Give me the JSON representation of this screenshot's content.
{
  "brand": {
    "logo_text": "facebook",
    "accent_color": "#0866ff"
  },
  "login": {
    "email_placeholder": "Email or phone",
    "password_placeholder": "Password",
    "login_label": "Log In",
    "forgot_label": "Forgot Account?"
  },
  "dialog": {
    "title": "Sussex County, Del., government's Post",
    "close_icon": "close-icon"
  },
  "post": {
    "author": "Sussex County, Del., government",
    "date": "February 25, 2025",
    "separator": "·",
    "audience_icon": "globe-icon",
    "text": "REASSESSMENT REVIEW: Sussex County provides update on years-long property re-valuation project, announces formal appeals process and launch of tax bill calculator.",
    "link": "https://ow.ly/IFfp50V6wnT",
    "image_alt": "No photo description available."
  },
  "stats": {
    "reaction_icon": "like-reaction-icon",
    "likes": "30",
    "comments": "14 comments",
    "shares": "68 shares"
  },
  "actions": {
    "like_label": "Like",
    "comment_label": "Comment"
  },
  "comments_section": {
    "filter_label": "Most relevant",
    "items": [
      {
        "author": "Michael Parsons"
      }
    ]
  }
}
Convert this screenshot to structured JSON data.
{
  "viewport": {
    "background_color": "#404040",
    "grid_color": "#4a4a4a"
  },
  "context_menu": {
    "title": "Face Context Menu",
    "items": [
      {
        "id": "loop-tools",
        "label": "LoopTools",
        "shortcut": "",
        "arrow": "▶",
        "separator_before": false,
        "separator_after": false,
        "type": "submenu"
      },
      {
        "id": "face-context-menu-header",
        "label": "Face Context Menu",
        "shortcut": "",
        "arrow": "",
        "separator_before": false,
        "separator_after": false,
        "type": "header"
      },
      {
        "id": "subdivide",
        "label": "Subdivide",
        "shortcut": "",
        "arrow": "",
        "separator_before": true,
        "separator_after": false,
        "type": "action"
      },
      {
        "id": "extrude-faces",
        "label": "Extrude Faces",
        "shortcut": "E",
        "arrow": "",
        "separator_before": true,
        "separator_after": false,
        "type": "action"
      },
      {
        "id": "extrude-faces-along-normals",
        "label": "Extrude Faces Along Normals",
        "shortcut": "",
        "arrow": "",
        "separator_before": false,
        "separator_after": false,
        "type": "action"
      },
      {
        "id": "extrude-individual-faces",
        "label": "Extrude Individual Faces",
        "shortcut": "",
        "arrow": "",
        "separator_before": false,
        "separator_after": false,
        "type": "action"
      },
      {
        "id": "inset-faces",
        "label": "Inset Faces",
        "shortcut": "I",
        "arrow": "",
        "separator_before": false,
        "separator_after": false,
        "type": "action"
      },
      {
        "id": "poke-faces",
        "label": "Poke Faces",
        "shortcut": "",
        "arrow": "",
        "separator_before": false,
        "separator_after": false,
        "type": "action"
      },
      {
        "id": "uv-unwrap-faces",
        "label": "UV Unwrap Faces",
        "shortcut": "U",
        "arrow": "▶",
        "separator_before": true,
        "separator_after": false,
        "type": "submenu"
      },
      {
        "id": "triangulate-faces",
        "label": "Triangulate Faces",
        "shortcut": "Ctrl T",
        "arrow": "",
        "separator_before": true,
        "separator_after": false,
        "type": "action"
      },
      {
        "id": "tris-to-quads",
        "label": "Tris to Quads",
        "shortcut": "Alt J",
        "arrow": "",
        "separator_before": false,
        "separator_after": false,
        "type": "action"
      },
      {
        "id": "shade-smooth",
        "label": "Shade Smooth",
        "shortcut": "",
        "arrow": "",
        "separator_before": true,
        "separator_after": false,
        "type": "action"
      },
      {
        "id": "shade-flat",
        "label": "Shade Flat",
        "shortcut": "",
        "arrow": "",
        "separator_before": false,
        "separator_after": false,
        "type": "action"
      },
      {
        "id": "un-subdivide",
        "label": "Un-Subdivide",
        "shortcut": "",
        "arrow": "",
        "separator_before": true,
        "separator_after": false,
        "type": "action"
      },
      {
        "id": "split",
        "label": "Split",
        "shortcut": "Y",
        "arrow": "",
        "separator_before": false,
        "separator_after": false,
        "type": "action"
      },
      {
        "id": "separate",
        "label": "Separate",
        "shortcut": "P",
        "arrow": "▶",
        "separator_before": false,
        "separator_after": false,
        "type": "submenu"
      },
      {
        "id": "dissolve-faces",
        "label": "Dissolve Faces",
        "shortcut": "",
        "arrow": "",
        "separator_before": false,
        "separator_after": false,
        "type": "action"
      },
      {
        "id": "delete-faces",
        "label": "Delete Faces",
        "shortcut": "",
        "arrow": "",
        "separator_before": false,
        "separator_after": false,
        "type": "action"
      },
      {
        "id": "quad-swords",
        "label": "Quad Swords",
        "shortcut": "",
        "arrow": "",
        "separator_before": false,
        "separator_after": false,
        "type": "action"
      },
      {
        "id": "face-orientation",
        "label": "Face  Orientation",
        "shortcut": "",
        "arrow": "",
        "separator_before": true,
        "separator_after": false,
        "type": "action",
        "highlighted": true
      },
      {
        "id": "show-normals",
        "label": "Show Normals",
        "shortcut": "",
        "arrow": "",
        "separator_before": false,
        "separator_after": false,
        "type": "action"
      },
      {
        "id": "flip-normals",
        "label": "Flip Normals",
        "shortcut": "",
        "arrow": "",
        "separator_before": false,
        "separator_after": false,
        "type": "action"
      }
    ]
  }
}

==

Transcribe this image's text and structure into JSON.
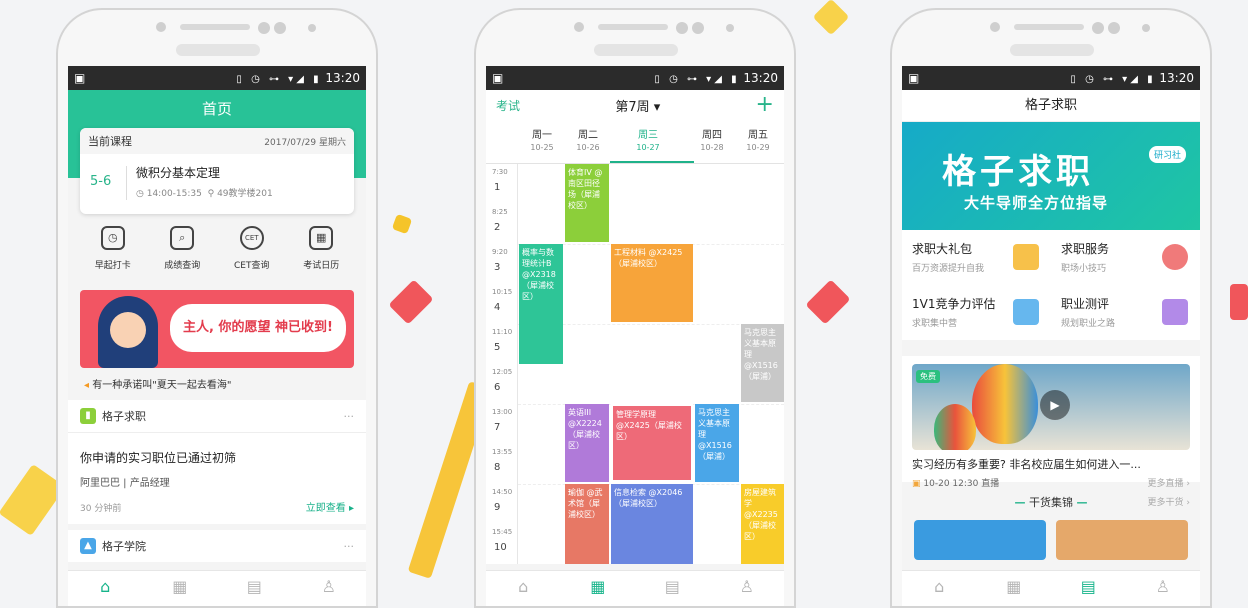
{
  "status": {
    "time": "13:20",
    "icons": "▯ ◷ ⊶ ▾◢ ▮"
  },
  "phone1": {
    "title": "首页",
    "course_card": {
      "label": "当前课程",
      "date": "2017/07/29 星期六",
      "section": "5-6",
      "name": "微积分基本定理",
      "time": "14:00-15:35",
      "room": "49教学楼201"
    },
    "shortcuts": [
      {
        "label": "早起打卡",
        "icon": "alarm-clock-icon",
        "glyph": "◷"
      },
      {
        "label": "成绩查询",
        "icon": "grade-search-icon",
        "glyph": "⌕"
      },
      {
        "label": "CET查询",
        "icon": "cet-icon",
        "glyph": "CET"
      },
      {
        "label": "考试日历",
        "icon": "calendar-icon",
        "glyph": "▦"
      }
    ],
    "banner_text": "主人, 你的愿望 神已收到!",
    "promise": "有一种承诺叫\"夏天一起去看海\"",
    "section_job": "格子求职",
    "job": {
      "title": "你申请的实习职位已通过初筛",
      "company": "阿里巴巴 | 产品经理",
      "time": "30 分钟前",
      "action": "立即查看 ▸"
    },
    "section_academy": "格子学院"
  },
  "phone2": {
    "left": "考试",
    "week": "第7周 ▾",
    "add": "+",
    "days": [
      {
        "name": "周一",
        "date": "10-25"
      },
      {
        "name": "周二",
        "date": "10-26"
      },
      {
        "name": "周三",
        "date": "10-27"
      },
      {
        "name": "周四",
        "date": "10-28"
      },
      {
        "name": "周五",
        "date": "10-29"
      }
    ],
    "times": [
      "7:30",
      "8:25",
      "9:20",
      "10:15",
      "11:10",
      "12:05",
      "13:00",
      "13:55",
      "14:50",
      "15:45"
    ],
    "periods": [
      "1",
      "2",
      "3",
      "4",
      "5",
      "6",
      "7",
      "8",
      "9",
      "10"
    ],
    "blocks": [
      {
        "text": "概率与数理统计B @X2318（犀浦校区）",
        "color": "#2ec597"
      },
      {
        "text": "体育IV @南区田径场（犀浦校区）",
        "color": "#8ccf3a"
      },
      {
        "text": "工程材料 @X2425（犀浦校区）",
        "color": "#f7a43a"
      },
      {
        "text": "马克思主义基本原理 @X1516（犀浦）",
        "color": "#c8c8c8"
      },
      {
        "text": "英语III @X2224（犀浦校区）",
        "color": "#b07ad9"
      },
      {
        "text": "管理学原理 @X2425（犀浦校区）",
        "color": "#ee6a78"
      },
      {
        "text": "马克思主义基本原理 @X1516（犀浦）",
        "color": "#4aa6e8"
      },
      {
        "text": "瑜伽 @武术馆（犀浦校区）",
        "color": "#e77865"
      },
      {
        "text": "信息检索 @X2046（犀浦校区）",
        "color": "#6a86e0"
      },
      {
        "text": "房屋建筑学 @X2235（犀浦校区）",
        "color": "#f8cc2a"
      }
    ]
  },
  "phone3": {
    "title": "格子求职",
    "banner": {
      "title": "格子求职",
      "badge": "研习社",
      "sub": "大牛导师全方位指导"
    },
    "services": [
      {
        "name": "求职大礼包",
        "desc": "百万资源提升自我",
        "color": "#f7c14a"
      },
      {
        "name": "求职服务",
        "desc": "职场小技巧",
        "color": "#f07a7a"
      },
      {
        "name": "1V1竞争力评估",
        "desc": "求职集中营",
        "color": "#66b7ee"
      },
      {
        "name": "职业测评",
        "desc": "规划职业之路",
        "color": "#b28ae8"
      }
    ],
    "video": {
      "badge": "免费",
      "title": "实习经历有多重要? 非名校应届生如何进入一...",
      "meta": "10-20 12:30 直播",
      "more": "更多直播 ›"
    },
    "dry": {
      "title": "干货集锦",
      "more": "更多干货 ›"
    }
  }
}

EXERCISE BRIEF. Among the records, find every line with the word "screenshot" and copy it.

TASK OUTPUT.
Give me the JSON representation of this screenshot's content.
Convert this screenshot to structured JSON data.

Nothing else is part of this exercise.